▸ **PROBLEM DESCRIPTION**
Print the listing below a second time, exactly, and omit its images.

─── PROVIDED MATERIAL ───

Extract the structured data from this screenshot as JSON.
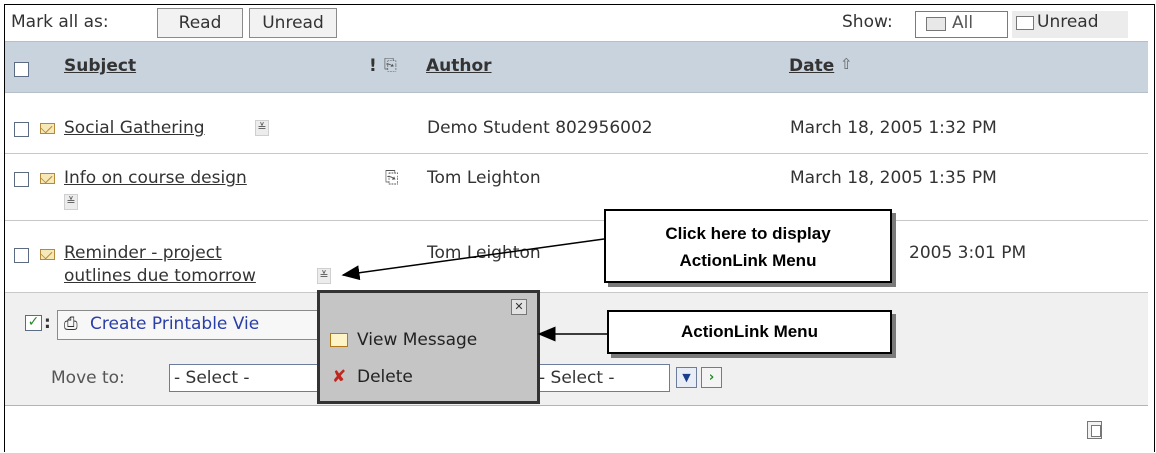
{
  "toolbar": {
    "mark_all_label": "Mark all as:",
    "read_button": "Read",
    "unread_button": "Unread",
    "show_label": "Show:",
    "show_all": "All",
    "show_unread": "Unread"
  },
  "table": {
    "headers": {
      "subject": "Subject",
      "priority": "!",
      "author": "Author",
      "date": "Date"
    },
    "rows": [
      {
        "subject": "Social Gathering",
        "author": "Demo Student 802956002",
        "date": "March 18, 2005 1:32 PM",
        "attachment": false
      },
      {
        "subject": "Info on course design",
        "author": "Tom Leighton",
        "date": "March 18, 2005 1:35 PM",
        "attachment": true
      },
      {
        "subject_line1": "Reminder - project",
        "subject_line2": "outlines due tomorrow",
        "author": "Tom Leighton",
        "date_visible": "2005 3:01 PM",
        "attachment": false
      }
    ]
  },
  "footer": {
    "printable_view": "Create Printable Vie",
    "move_to_label": "Move to:",
    "select_placeholder": "- Select -",
    "select2_placeholder": "- Select -"
  },
  "popup": {
    "close_glyph": "✕",
    "items": [
      "View Message",
      "Delete"
    ]
  },
  "callouts": {
    "display_menu": "Click here to display ActionLink Menu",
    "display_menu_line1": "Click here to display",
    "display_menu_line2": "ActionLink Menu",
    "menu_label": "ActionLink Menu"
  },
  "colors": {
    "header_bg": "#c8d3de",
    "footer_bg": "#f0f0f0",
    "popup_bg": "#c5c5c5"
  }
}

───

▸ **EXERCISE ANSWER**
Extract the structured data from this screenshot as JSON.
{
  "toolbar": {
    "mark_all_label": "Mark all as:",
    "read_button": "Read",
    "unread_button": "Unread",
    "show_label": "Show:",
    "show_all": "All",
    "show_unread": "Unread"
  },
  "table": {
    "headers": {
      "subject": "Subject",
      "priority": "!",
      "author": "Author",
      "date": "Date"
    },
    "rows": [
      {
        "subject": "Social Gathering",
        "author": "Demo Student 802956002",
        "date": "March 18, 2005 1:32 PM",
        "attachment": false
      },
      {
        "subject": "Info on course design",
        "author": "Tom Leighton",
        "date": "March 18, 2005 1:35 PM",
        "attachment": true
      },
      {
        "subject_line1": "Reminder - project",
        "subject_line2": "outlines due tomorrow",
        "author": "Tom Leighton",
        "date_visible": "2005 3:01 PM",
        "attachment": false
      }
    ]
  },
  "footer": {
    "printable_view": "Create Printable Vie",
    "move_to_label": "Move to:",
    "select_placeholder": "- Select -",
    "select2_placeholder": "- Select -"
  },
  "popup": {
    "close_glyph": "✕",
    "items": [
      "View Message",
      "Delete"
    ]
  },
  "callouts": {
    "display_menu": "Click here to display ActionLink Menu",
    "display_menu_line1": "Click here to display",
    "display_menu_line2": "ActionLink Menu",
    "menu_label": "ActionLink Menu"
  },
  "colors": {
    "header_bg": "#c8d3de",
    "footer_bg": "#f0f0f0",
    "popup_bg": "#c5c5c5"
  }
}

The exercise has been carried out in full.